What’s in Our Bike Commuting Kits
As national bike-to-work month wrapped up, we checked in with some of our employees who’d logged miles in the Backcountry.com bike commuting contest to find out what and where they ride, what they carry, and, of course, what they carry it in.
My ride to work is about 11.2 miles round trip with 80 meters of steep climbing on the way home. The route I take is very safe with mostly frontage roads or bike paths. Here’s a Strava profile of a one-way ride: View the Route
Riding my bike to work is definitely a cheaper/earth friendly way to commute, but it’s also the best wakeup call to start my blood pumping for the day.
My gear, both equipment and clothing, is very similar to what I use for training and racing every day. It works well for my commute, but it also means I have everything I need with me if I want to get out for a lunchtime ride.
Just as before a race, a cup of French-press coffee before the commute is a must.
I ride down Redwood Road in Salt Lake City, about six miles each way. It is a pretty level grade the entire ride and the road surface is smooth pavement; there were a lot of potholes and sketchy road surfaces pretty recently, but there has been lots of construction lately so I now have a giant bike lane to ride in. I still have to watch out for construction equipment, cones and construction workers. As far as traffic goes Redwood is probably one of the worst roads to bike down because it’s a major artery, so I have to keep my eyes peeled and stay extra alert at all times in order to avoid being hit (even in the bike lane).
I am rolling a super-customized ‘80s Nishiki Olympic 12. There were two versions made of this bike; the one made by Giant in the US and the Japanese steel (Chromoly) one, which I have. It has a lot of upgrades and customization like a new Brooks saddle and Reynolds wheels.
Crank Brothers Alloy Power Pump
Abus uGrip Chain Lock
Crank Brothers Multi-19 Tool
Lezyne Lever Kit
Lezyne Femto Drive Front Light
Lezyne Femto Drive Rear Light
Mammut T-Base Headlamp
Louis Garneau Neo Protect Shoe Covers
Castelli Lightness Gloves
Be prepared for inclement weather by packing stashable rain pants and shell jacket; their small footprint will not take up much space in a pack and having rain proof layers allows you to choose between dry and warm and wet and miserable.
My ride is really short–only .6 miles along trails—so I bike to work year-round. I try to get in a ride at lunchtime and then just eat lunch at my desk, so I make sure to have all my gear with me. There’s nothing like hitting the trail midday to keep you focused and fresh at work.
Leave a pair of street shoes at the office to free up room in your bag for lunchtime ride gear and your lunch.
I commute 11.8 miles each way on my mountain bike; it takes about an hour and a half on the way in and two and a half on the way home.
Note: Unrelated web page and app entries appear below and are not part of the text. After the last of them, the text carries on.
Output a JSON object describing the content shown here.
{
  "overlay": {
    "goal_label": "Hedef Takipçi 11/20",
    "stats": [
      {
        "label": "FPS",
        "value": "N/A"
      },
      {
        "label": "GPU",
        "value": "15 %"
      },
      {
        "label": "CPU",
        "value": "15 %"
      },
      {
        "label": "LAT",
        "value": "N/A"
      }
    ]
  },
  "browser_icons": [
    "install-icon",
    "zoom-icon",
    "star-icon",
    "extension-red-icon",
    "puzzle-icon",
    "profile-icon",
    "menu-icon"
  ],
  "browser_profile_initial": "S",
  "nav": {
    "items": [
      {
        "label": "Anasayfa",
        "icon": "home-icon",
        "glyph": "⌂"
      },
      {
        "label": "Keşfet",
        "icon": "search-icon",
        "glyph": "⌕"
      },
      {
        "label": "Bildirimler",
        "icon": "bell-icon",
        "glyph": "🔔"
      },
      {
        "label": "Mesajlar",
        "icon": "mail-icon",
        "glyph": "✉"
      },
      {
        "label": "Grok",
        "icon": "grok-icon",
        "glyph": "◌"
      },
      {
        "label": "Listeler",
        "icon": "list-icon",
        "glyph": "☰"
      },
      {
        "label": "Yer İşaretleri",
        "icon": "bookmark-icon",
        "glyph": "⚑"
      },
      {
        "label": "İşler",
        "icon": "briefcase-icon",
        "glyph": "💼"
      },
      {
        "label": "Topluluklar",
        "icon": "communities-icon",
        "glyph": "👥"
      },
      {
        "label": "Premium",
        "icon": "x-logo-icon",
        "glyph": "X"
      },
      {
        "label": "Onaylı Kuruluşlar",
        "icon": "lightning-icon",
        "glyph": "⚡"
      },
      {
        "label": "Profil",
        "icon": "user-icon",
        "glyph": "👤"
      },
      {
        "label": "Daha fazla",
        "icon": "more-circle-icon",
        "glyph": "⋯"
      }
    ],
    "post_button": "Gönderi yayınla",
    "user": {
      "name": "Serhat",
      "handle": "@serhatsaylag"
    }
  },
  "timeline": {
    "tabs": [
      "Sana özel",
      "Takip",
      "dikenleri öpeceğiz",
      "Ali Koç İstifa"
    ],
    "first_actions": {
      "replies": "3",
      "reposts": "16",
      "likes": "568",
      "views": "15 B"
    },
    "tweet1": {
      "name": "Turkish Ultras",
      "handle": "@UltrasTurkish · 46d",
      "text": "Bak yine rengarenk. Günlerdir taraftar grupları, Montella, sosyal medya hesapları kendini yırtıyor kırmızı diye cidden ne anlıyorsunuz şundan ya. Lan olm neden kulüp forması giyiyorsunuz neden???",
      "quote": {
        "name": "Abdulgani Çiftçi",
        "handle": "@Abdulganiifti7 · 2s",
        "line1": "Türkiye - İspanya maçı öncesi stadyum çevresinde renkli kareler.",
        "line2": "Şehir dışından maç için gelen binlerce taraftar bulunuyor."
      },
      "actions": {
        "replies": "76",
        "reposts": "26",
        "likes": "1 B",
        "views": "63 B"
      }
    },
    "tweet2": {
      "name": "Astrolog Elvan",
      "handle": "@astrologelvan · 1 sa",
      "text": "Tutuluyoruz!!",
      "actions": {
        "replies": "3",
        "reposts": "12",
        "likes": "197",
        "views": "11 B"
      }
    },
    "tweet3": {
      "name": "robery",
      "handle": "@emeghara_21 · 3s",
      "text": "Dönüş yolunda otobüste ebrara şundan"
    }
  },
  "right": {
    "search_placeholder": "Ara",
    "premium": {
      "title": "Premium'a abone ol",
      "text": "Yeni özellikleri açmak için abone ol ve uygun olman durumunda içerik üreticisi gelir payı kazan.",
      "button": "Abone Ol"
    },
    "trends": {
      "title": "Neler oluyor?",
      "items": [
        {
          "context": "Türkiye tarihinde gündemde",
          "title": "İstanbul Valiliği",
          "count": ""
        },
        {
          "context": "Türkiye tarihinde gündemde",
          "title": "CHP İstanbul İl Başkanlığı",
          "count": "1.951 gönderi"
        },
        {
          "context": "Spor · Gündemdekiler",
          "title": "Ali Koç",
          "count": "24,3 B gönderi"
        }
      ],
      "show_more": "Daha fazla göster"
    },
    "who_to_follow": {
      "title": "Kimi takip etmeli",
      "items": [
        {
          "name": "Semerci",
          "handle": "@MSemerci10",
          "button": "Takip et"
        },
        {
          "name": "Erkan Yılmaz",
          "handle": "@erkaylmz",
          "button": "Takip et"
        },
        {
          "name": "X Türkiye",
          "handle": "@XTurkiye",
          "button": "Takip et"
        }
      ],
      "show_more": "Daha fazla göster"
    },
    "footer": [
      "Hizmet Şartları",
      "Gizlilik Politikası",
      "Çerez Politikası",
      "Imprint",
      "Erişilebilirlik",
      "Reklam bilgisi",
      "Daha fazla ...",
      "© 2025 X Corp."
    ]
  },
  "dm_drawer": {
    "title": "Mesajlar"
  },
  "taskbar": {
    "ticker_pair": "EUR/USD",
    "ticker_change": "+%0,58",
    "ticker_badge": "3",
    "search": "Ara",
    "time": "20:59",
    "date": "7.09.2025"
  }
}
It has an elevation gain of 1,321 feet on the way in, and 2,037 feet on the way home, and features some of the steepest singletrack climbs I’ve experienced in Park City (I still have to walk two sections; I’m hoping to get stronger). It reminds me of riding back in New England. There are no traffic issues, because aside from the first two miles it’s all singletrack; the only cars I see are people who live up in the neighborhoods, and they always give a friendly wave. I often encounter moose, but they just ignore me and keep grazing.
My bike is an old Motobecane Hardtail, with Stans Crest rims with Hope Hubs Tires Maxxis Aspens 26×2.25. The hubs are Hope Pros2s, the fork is a Rock Shox Sid Race, and the brakes are Shimano XT.
Remember your favorite sports drink, especially in the heat. My choice is unquestionably the Skratch Labs Drink Mix (lemon/lime flavor); the best part about this mix is that it’s an actual food product made with real fruit.